Sex, slaughter and smoke," Colonel Isidor Bieber said as he followed Hirsch Jacobs into Barn 8 at New York's Aqueduct race track. "There's three things wrong with your world today." Jacobs, who has saddled more than 3,100 winners, a record unmatched by any other trainer in the history of Thoroughbred racing, said nothing. He proceeded at once with his usual late-afternoon inspection of the 40-odd horses stabled in Barn 8.
The two men, for more than 30 years the compatible but incongruous partners in the Bieber-Jacobs Stable, one of racing's most successful enterprises, were a study in contrasts as they walked about the barn.
Colonel Bieber, taller than Jacobs, 17 years his senior, might have stepped from the cast of Guys and Dolls, the Broadway and Hollywood musical of a few years ago. He wore a powder-blue suit with wide chalk stripes, a checkered shirt, a white tie and a sporty, snap-brim hat. Yet, despite his costume, there was a scholarly dignity about him, a certain aloofness, the air of a onetime man of action now withdrawn into the contemplation of larger ideas than can be found in a horse barn.
Jacobs, 57, a little under average height, stockily built, his blue eyes bright and clear, his hair as red and thick as it ever was, wore a conservative business suit and looked the man of action that he is, a man most celebrated for the magic he has worked in restoring bad-legged horses to the condition that enables them to race—and win—again.
He had not reacted to Colonel Bieber's pronouncement on the state of the world. For one thing, the colonel's views on global matters have long been well known to him and, furthermore, the colonel had not been addressing his remarks to him. Bieber was expressing a few of his opinions for the benefit of a visitor who was writing them down in a notebook.
As Jacobs proceeded briskly from stall to stall, Colonel Bieber held back and peered down at the notebook.
"Do you follow me?" he asked.
"I think so," said the visitor, flipping back a page. "Let me just do a little recap here. Sex, as I understand you, is being overdone in foreign movies, especially by actresses like Sophia Loren, and also in novels by people like William Faulkner."
"Correct," said Colonel Bieber, "and don't forget the tie-in with the population explosion.
"Now, slaughter," the colonel continued, "is self-explanatory.
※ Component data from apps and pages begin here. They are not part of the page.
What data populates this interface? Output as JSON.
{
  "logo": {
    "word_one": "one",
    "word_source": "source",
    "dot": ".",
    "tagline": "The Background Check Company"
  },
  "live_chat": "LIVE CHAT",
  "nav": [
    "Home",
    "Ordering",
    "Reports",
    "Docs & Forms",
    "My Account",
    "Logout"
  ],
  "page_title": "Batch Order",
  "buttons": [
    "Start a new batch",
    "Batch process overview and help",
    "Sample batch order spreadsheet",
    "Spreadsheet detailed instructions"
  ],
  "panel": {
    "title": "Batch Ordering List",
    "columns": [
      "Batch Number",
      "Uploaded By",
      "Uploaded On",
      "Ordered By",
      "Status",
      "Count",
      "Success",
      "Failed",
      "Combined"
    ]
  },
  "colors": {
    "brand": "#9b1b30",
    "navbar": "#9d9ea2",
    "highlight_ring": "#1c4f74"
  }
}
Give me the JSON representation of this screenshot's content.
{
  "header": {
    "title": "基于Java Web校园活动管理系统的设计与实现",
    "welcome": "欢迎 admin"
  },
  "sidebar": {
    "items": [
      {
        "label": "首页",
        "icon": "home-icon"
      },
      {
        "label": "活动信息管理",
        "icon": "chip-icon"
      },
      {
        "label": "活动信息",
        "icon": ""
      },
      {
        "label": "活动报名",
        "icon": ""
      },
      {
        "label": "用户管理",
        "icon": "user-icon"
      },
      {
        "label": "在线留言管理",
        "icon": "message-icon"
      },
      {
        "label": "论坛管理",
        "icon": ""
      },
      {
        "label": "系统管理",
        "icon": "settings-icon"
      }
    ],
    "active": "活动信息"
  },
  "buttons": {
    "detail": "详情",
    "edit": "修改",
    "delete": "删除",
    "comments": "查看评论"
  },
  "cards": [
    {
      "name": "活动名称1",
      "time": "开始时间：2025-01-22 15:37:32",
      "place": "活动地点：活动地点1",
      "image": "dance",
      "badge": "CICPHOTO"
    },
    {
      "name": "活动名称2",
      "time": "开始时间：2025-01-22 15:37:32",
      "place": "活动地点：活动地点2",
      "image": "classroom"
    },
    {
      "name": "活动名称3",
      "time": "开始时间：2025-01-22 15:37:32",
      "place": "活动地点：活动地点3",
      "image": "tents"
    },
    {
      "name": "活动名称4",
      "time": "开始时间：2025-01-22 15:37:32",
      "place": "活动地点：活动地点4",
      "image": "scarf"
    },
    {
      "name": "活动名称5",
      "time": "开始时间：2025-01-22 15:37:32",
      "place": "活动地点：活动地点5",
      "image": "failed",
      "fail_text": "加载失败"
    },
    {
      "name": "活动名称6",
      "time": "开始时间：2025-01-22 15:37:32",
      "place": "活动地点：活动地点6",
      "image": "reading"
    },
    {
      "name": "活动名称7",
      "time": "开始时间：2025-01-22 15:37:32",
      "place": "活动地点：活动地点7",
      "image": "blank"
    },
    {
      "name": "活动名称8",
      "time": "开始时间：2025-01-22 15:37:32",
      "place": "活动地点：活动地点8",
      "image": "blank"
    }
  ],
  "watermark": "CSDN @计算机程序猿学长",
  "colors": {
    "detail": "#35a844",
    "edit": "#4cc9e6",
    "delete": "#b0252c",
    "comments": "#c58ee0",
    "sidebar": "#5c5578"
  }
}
War and the rumors of war, that sort of thing. I named a horse Hate War to get that point over. The idea is that we should hate war but not our fellow man."